The day ended a little earlier than usual, with the organizing committee arranging three tours for conference participants. The city centre tour turned out to be very dynamic with the guide giving a glimpse into how proud people of Grenoble are of the city’s history. All the tours converged at the restaurant le Téléférique, which hosted the conference banquet. The cable car ride to the top of the hill and the breath-taking view of the city from the top were just a start to the amazing evening. Several awards were announced during the banquet. While the work on ‘Statistical Stemmers: A Reproducibility Study’ by Gianmaria Silvello et al. received the best paper award, Ricardo Campos et al. were voted for the best poster award for “A Text Feature based Automatic Keyword Extraction Method for Single Documents”. ECIR 2018 Test of time award was also announced. Fabrizio Silvestri was chosen for this award for his work on “Sorting out the documents identifier assignment problem”. Ben Carterette et al. were presented the Test of Time Honorable mention award for their paper “Here or There: Preference Judgements for Relevance”.

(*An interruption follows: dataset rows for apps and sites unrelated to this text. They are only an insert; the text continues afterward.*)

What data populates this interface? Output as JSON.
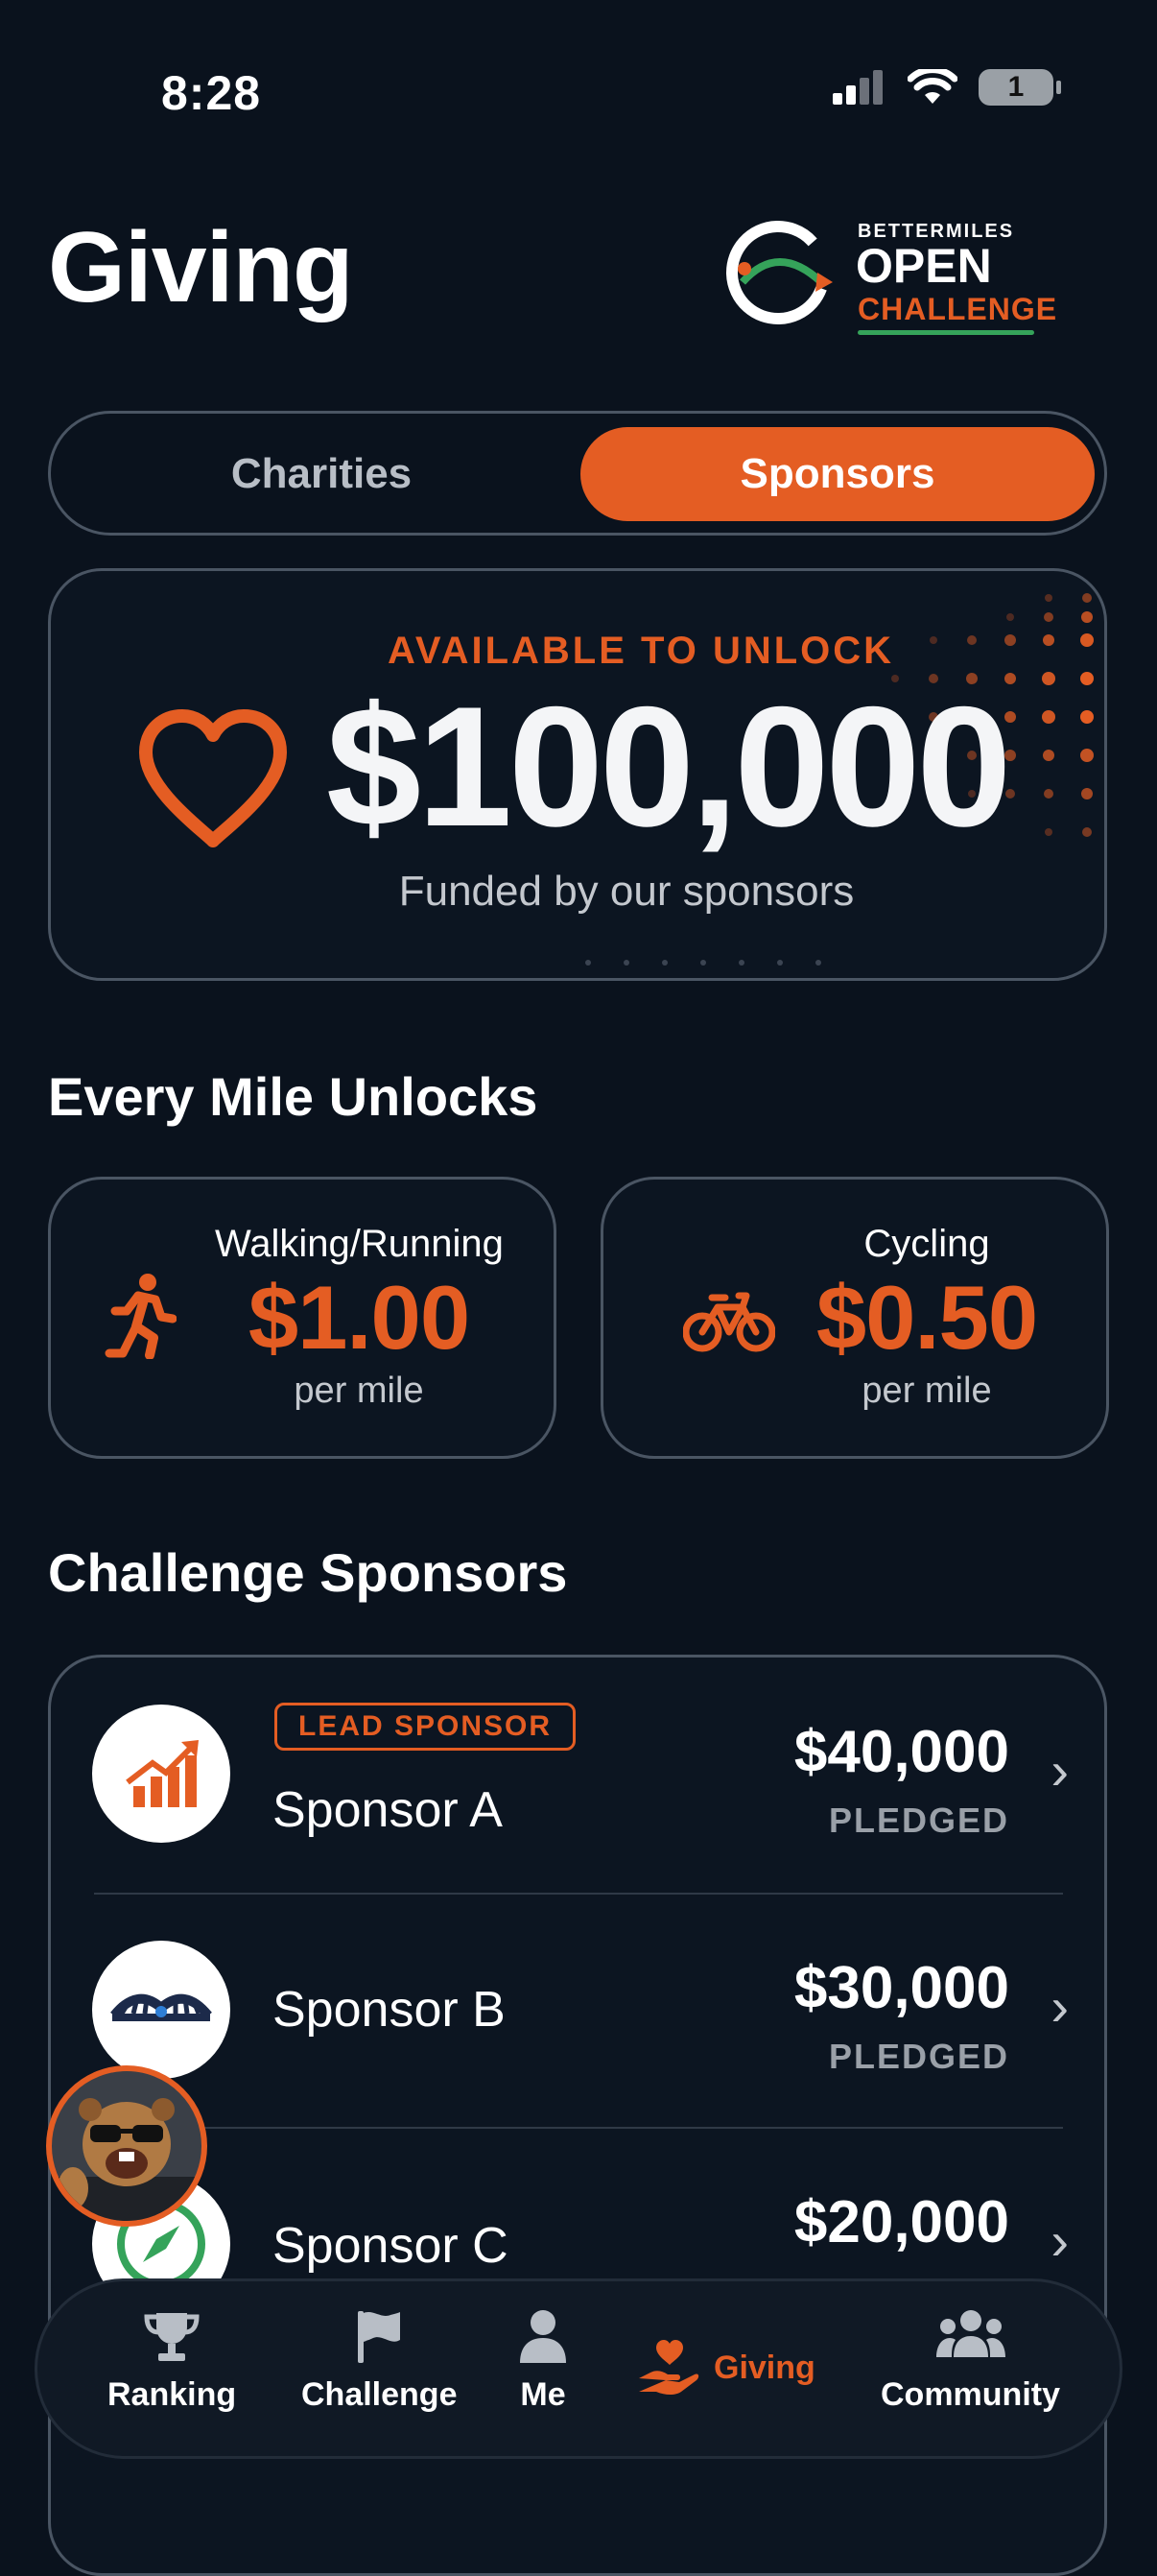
{
  "status": {
    "time": "8:28",
    "battery": "1"
  },
  "header": {
    "title": "Giving",
    "logo": {
      "small": "BETTERMILES",
      "open": "OPEN",
      "challenge": "CHALLENGE"
    }
  },
  "tabs": {
    "charities": "Charities",
    "sponsors": "Sponsors",
    "selected": "Sponsors"
  },
  "available": {
    "label": "AVAILABLE TO UNLOCK",
    "amount": "$100,000",
    "subtitle": "Funded by our sponsors"
  },
  "unlocks": {
    "title": "Every Mile Unlocks",
    "walking": {
      "label": "Walking/Running",
      "value": "$1.00",
      "unit": "per mile"
    },
    "cycling": {
      "label": "Cycling",
      "value": "$0.50",
      "unit": "per mile"
    }
  },
  "sponsors": {
    "title": "Challenge Sponsors",
    "items": [
      {
        "badge": "LEAD SPONSOR",
        "name": "Sponsor A",
        "amount": "$40,000",
        "status": "PLEDGED"
      },
      {
        "name": "Sponsor B",
        "amount": "$30,000",
        "status": "PLEDGED"
      },
      {
        "name": "Sponsor C",
        "amount": "$20,000"
      }
    ]
  },
  "nav": {
    "items": [
      {
        "label": "Ranking"
      },
      {
        "label": "Challenge"
      },
      {
        "label": "Me"
      },
      {
        "label": "Giving"
      },
      {
        "label": "Community"
      }
    ],
    "active": "Giving"
  },
  "colors": {
    "accent": "#e45d23",
    "background": "#0a121d",
    "green": "#35a35a"
  }
}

Another day ended with several participants staying back late into the night until finally being requested to leave. Nonetheless, the party continued late into the night at the pub ‘Shakesbeer’ which, for some reasons, had become popular among the conference participants.
Day 4: 29th March 2018
The final day of the conference started with Radim Řehůřek delivering the Industry day Keynote talk, where he talked about his take on how the research, business and open source communities can work together. Radim raised several important concerns and pointed out the gaps that still exist between the way academic research functions and the actual needs of industry. He also shared his experience and insights from a decade of work in building NLP and ML solutions, and the underlying difficulties he faced when using academic research in a practical setup. Rest of the day was divided between oral presentation sessions and Industry sessions, with both of them running in parallel. The oral sessions on last day covered topics related to ‘Classification’, ‘Micro-blogs’ and ‘Representation’.
The industry session turned out to be a crowd puller in the literal sense, so much so that after the initial sessions organizers decided to shift the remaining sessions to a larger amphitheatre. The session started with a panel, consisting of Julia Kiseleva, Bhaskar Mitra, Craig Macdonald, Agnes van Belle and Radim Řehůřek. The panel was chaired by ‘Gabriella Kazai’. The panel discussed various challenges that are faced when using academic research in production in a commercial setup. This was followed by presentations from candidates from several companies including the likes of ‘Facebook’, ‘Bloomberg’ and ‘myTaxi’, over the day. After three days of ‘academic‘ presentations, it was indeed refreshing to listen to a very different perspective, with most speakers talking about the types of challenges faced in the industry, and how industry and academia can work together in solving them. The day ended with the usual note of thanks and announcement of ECIR 2019 which will take place in Cologne, Germany.